Interface dataset entries:
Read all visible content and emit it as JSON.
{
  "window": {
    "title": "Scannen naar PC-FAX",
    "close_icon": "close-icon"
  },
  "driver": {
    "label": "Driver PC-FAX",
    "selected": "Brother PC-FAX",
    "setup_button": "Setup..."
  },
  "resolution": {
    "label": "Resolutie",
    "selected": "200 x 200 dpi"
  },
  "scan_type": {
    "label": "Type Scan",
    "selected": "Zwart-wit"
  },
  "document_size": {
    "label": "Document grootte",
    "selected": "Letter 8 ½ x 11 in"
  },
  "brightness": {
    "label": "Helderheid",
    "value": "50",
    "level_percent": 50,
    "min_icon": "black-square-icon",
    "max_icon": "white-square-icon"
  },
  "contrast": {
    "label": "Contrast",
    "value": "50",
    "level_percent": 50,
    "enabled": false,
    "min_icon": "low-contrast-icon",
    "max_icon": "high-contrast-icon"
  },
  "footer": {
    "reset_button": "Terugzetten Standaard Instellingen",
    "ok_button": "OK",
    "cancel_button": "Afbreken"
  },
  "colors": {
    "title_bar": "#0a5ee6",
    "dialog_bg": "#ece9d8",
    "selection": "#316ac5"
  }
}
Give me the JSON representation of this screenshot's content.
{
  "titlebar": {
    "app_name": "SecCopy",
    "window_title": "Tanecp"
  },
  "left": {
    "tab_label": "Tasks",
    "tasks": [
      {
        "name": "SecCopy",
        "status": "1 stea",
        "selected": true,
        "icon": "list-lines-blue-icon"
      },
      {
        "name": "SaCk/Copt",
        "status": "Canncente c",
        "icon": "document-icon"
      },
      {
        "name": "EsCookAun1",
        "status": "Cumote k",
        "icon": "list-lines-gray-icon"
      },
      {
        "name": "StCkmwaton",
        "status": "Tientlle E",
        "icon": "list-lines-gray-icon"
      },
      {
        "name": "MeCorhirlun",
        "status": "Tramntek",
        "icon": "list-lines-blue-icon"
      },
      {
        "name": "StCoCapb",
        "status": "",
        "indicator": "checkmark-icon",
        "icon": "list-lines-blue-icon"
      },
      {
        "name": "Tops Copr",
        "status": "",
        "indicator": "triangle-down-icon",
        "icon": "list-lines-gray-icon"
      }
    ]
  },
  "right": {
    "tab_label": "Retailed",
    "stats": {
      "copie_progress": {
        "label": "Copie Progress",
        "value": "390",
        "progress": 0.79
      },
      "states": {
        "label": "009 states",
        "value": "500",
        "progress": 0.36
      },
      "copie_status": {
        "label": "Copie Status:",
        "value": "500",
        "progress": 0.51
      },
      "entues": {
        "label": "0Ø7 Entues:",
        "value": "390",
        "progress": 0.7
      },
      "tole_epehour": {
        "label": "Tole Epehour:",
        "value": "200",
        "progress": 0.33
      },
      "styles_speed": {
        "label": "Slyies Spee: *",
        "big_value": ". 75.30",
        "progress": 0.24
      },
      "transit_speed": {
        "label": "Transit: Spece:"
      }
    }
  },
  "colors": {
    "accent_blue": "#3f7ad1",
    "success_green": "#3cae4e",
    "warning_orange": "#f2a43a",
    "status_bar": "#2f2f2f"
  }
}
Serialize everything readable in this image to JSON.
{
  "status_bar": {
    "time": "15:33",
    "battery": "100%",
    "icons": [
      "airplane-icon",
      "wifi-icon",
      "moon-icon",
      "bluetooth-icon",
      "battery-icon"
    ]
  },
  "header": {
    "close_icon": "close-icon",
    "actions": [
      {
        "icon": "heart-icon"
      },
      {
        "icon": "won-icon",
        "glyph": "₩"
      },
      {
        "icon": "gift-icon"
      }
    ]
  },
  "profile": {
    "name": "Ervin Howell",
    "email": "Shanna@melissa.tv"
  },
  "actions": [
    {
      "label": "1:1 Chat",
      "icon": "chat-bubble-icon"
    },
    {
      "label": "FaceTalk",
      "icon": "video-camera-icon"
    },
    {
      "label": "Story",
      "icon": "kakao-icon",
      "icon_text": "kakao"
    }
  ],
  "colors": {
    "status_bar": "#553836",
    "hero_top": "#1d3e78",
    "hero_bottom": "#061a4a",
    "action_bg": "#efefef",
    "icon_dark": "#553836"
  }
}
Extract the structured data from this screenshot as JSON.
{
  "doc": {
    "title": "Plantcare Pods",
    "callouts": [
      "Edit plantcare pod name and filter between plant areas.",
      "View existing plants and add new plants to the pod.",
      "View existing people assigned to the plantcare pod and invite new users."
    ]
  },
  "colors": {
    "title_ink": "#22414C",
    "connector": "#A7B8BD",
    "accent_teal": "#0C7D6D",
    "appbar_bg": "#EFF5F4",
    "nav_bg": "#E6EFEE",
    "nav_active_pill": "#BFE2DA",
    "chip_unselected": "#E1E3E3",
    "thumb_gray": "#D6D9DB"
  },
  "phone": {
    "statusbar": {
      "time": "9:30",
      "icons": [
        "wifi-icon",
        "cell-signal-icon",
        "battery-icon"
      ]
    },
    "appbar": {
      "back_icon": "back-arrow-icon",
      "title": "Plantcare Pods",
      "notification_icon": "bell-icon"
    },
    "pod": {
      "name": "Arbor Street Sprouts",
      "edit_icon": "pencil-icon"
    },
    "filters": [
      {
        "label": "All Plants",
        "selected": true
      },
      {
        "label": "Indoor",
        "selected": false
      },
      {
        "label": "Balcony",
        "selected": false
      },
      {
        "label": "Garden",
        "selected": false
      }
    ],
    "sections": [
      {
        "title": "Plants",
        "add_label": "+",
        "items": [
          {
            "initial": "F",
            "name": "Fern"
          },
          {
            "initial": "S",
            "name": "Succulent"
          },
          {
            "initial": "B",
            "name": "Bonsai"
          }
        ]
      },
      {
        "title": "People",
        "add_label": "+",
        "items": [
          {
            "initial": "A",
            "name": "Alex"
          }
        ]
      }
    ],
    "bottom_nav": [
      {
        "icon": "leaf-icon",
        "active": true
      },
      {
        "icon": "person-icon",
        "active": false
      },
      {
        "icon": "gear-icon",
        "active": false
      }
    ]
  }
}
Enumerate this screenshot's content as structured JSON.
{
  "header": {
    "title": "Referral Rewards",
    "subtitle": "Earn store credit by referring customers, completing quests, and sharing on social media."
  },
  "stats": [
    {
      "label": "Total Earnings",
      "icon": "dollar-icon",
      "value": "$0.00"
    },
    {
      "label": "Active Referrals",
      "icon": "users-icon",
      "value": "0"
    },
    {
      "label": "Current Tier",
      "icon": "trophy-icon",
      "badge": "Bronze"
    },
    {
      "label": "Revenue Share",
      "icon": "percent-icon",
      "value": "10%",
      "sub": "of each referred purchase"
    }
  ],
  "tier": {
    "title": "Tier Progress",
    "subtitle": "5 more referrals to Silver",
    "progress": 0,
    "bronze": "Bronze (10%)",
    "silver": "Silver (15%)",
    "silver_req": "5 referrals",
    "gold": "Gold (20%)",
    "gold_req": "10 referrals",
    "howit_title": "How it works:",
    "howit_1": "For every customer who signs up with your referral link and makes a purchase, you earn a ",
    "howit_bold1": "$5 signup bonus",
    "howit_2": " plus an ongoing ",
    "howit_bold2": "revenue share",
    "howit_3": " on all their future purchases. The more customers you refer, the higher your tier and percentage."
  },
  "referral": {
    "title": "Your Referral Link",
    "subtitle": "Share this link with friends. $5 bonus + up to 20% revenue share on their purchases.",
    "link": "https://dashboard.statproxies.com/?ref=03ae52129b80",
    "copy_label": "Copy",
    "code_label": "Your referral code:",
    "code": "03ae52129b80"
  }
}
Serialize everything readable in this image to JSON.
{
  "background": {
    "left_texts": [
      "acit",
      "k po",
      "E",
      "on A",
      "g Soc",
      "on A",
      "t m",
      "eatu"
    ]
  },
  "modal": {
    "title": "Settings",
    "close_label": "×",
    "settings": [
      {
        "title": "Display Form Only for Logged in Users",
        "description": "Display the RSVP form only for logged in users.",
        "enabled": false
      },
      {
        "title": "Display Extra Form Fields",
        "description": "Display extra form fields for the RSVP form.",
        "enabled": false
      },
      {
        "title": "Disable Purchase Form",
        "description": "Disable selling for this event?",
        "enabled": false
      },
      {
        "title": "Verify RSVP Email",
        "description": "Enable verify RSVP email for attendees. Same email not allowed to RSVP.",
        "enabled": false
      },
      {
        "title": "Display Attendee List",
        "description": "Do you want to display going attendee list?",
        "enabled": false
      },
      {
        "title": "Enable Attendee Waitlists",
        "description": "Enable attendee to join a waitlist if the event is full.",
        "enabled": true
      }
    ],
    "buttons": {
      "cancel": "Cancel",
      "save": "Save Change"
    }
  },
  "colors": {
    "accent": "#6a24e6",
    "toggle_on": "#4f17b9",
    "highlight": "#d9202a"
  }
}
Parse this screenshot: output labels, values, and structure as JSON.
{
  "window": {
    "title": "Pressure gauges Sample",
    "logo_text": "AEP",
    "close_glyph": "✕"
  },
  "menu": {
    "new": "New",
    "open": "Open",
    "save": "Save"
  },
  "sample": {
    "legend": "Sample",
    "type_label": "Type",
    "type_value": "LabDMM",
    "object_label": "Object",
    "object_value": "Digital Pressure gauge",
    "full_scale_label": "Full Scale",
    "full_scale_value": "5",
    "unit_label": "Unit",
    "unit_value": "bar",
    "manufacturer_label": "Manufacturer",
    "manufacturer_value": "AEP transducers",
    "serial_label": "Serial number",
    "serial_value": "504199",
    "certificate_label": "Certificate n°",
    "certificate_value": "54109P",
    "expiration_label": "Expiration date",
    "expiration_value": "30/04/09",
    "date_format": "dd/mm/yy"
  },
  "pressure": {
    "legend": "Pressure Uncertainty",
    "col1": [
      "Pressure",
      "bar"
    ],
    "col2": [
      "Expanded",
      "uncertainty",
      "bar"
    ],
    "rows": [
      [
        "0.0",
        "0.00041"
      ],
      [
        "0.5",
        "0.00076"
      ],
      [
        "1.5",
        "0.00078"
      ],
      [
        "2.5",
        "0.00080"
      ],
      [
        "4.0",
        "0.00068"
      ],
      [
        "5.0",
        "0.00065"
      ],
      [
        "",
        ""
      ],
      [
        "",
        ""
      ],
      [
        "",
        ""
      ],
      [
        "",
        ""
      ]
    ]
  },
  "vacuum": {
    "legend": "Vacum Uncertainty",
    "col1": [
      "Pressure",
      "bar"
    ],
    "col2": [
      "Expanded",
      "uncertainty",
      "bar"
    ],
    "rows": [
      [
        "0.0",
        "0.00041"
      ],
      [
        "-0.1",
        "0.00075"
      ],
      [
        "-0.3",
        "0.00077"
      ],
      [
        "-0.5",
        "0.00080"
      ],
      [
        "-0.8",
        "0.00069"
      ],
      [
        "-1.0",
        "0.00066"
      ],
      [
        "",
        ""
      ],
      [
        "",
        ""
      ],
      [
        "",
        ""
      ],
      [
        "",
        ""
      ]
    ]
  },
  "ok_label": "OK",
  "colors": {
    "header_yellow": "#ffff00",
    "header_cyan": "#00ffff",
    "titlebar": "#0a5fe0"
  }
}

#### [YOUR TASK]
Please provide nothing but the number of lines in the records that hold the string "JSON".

#### [SOLUTION TO THIS PROBLEM]
7